We debated, back and forth, for a couple hours when it came time to write the review. The argument came to a head when I asked him if he really liked “The Dark Knight Rises” over, say, “The Avengers,” or if he just felt like he did because it had a more somber tone. Though I would say in the end we found a common ground in the voice of our review, the debate struck a chord with me that I haven’t been able to shake.

Though my sisters and I have often scampered around the comic realm, we’ve always been slightly more partial to Marvel over DC. I’ve heard it said that “DC comics are about superheroes who happen to be humans, Marvel comics are about humans who happen to be superheroes,” and I think that’s reflective of the tone picked up in most comic book movies that I didn’t full realize until my debate around “Rises.”

Where DC seems to be reveling in their shade and gloominess, Marvel is celebrating in the sheer absurdity of its comic universe. It’s a tonal reflection that often happens in pop culture, believing that a serious setting is worth more than a comical, or more palatable framing (see also: almost any Oscar ballot).

But it’s a little exhausting, that universal bleakness.
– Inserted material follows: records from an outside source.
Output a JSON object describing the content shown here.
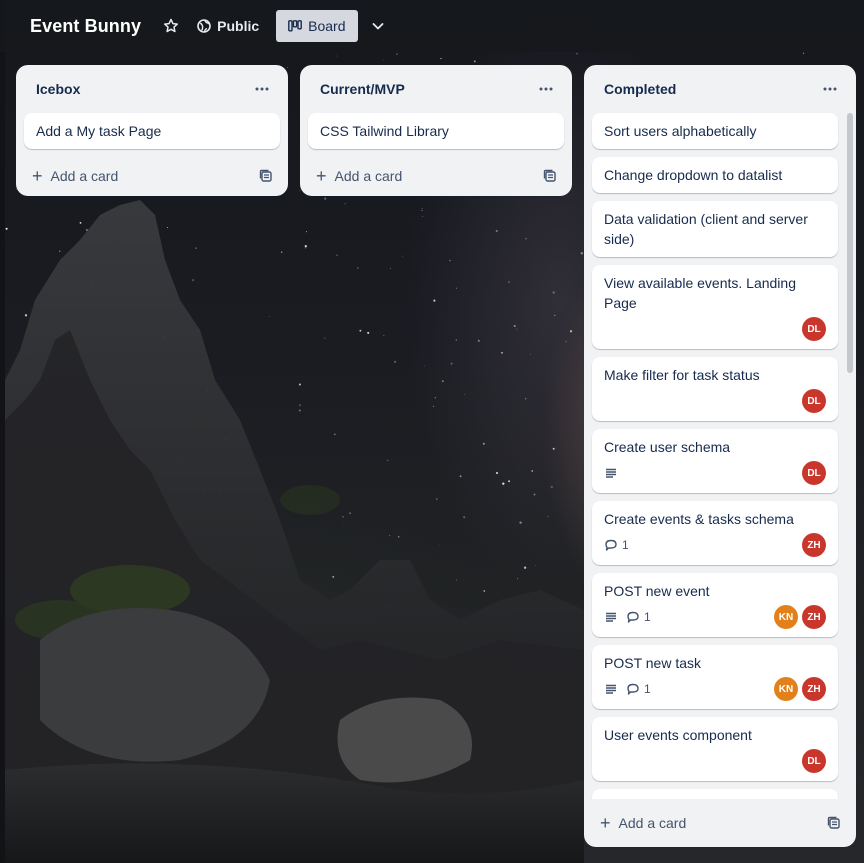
{
  "header": {
    "board_title": "Event Bunny",
    "visibility_label": "Public",
    "view_label": "Board"
  },
  "lists": [
    {
      "title": "Icebox",
      "cards": [
        {
          "title": "Add a My task Page"
        }
      ],
      "add_card_label": "Add a card"
    },
    {
      "title": "Current/MVP",
      "cards": [
        {
          "title": "CSS Tailwind Library"
        }
      ],
      "add_card_label": "Add a card"
    },
    {
      "title": "Completed",
      "cards": [
        {
          "title": "Sort users alphabetically"
        },
        {
          "title": "Change dropdown to datalist"
        },
        {
          "title": "Data validation (client and server side)"
        },
        {
          "title": "View available events. Landing Page",
          "members": [
            "DL"
          ]
        },
        {
          "title": "Make filter for task status",
          "members": [
            "DL"
          ]
        },
        {
          "title": "Create user schema",
          "description": true,
          "members": [
            "DL"
          ]
        },
        {
          "title": "Create events & tasks schema",
          "comments": "1",
          "members": [
            "ZH"
          ]
        },
        {
          "title": "POST new event",
          "description": true,
          "comments": "1",
          "members": [
            "KN",
            "ZH"
          ]
        },
        {
          "title": "POST new task",
          "description": true,
          "comments": "1",
          "members": [
            "KN",
            "ZH"
          ]
        },
        {
          "title": "User events component",
          "members": [
            "DL"
          ]
        }
      ],
      "add_card_label": "Add a card"
    }
  ],
  "avatar_colors": {
    "DL": "#c9372c",
    "ZH": "#c9372c",
    "KN": "#e2811a"
  },
  "colors": {
    "list_bg": "#f1f2f4",
    "card_bg": "#ffffff",
    "text_primary": "#172b4d",
    "text_subtle": "#44546f",
    "header_bg": "#16181c",
    "view_button_bg": "#d5d8de"
  },
  "icons": {
    "star": "star-icon",
    "public": "globe-icon",
    "board": "board-icon",
    "chevron": "chevron-down-icon",
    "list_menu": "ellipsis-icon",
    "add": "plus-icon",
    "template": "card-template-icon",
    "description": "description-icon",
    "comment": "comment-icon"
  }
}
I could probably tell you a handful of points I enjoyed around last year’s “Man of Steel,” but it is tiring, following Superman–who has a symbol for hope on his chest–fly around such a dreary mis-en-scene.

What’s refreshing, as both an independent viewer and a reader of comic books, is how Marvel doesn’t seem to be ashamed of its zany elements or its outlandish schemes, costumes, or acronyms. Sure it might tone them down a bit–change the time frame, make the costumes a bit more realistic (or at least VFX friendly)–but at no point in its production does it seem to be doing anything but going balls-to-the-wall when building their universe up, with enthusiasm fully engaged.

So while there’s cases to be made for each side’s television, movie, and minority representation, you’ll have to drag me away from Marvel kicking and screaming. And, likely, from a line of Marvel fans all doing the same.